At a time when trust in media is plummeting and the industry continues to downsize, a bright spot has emerged in the growing use of collaborative journalism.
Over the past year, the Center for Cooperative Media at Montclair State University has been collecting, cataloguing and analyzing collaborative efforts between newsrooms of all sizes. What we found is revolutionary: Millions of dollars are being poured into dozens of collaborative efforts between organizations who sometimes are competitors, and those efforts are producing strong, impactful and meaningful stories that otherwise couldn’t have been done. Cross-publication between entities is then amplifying the reach of these stories, especially thanks to the multiplatform-approach inherent in nearly every modern journalistic effort.
Our report, “Comparing Models of Collaborative Journalism,” reviewed 44 collaborations involving more than 500 newsrooms, the sum total of which represented $200 million in funding. In our examination of those collaborations, we identified six distinct models of how the collaborations are structured and looked at strengths, weakness and best practices for each.
Of course, collaborative journalism is not new. One of the earliest collaborative efforts dates to the nineteenth century and the advent of the wires, with the arrangement that became the Associated Press.
But what is new is the breadth and depth of journalistic collaboration, the popularity the practice has gained, and the critical mass that’s being achieved. Collaborative journalism has evolved from experiment to common practice.
As I looked at dozens of different journalistic collaborations, I synthesized them based on two key variables: duration, and level of integration among the organizations involved. This yielded the following six models of collaborative journalism:
1) The Temporary and Separate model features collaborations where partners work together on a one-time or finite project and create content separately. The content may be aggregated for presentation in one place, like the project’s website, or may be presented on partners’ different platforms or across media.
Some projects that fall under this model use a decentralized, laissez-faire approach to coordination and content creation, while others have specific guidelines for what should be produced by participating organizations. Those projects where decisions are not made in advance about who will produce which content can run into trouble.
2) The Temporary and Co-creating model features finite collaborations where partners create content together. These are necessarily closer and more coordinated projects than those in which participants produce content separately, and therefore require more resources, at least during some stages.

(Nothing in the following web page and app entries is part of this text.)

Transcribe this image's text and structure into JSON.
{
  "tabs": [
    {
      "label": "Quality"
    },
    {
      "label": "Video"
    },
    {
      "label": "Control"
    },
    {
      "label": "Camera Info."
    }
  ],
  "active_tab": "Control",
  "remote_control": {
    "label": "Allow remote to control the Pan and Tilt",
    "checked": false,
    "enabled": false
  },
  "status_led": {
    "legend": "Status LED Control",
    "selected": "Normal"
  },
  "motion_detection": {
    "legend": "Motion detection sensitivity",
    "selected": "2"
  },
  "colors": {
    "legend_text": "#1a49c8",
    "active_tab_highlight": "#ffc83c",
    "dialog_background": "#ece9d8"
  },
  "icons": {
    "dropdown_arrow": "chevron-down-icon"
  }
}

When partners work together to create content, there is potential for conflicting priorities at different newsrooms to affect the collaboration. This tension can be mitigated in different ways: by general excitement about the topic, by good project management, or by a high level of rapport between the partners.
3) The Temporary and Integrated model features projects that are finite but during which partners share resources at the level of the organization. When partners share resources at the level of the organization, they coordinate closely and have regular contact for the duration of the project.
Perhaps the best example of this type of collaboration to-date is the Panama Papers, where participating organizations all had access to the same data and proprietary software, working together to sort through it, but writing different stories that were unique to the outlet that produced them, and published on many different sites.
4) In the Ongoing and Separate model, the collaboration is open-ended and organizations create content separately. This model includes some of the oldest known journalistic collaborations – the early arrangements used by the wire services fall into this category, for example.
It’s also the model that best characterizes contemporary sharing arrangements by big news corporations, such as Gannett’s USA Today Network and CNN, though smaller news organizations are using this model too.
5) Ongoing and Co-creating collaborations are ongoing projects where partners create content together. Projects in this model usually have regular editorial meetings or calls, and the most successful have a project manager who oversees the collaboration, facilitating sharing and managing competing priorities.
Collaborations in this model see benefits such as efficiencies created by letting one reporter cover a press conference and sharing the notes with all of the partners, or centralizing editing tasks that newsrooms may have been doing individually.
6) The final model is Ongoing and Integrated, which highlights ongoing collaborations where organizations share resources at the level of the organization. This model is not very common, but it is an innovative way to address the challenges of the local media landscape.
The few existing examples are similar in structure: they are made up of local outlets that operate independently, but are completely integrated for some aspect of their back-office services. This means that editorial, hiring, and promotion decisions are made by each outlet’s publisher and editors, but they share an ad network, a proprietary platform, and/or accounting services.
While these six models did well for categorizing all of the collaborative projects we analyzed, there were some projects that blurred the lines. For example, the Harvest collaboration, between several public media outlets across the Midwest, is categorized as Ongoing and Co-creating, but shades into Ongoing and Integrated because several resources are shared at the organizational level.
Our hope is that this report and our six-model matrix will be of use to journalists, editors, scholars and funders who want to know what they might be getting into when they’re considering a collaboration or when considering funding a collaboration.
Sarah Stonbely is the research director at the Center for Cooperative Media. She can be reached at [email protected].
About the Center for Cooperative Media: The Center is a grant-funded program of the School of Communication and Media at Montclair State University. The Center is supported with funding from the John S. and James L. Knight Foundation, the Geraldine R. Dodge Foundation and Democracy Fund. Its mission is to grow and strengthen local journalism, and in doing so serve New Jersey residents. For more information, visit CenterforCooperativeMedia.org.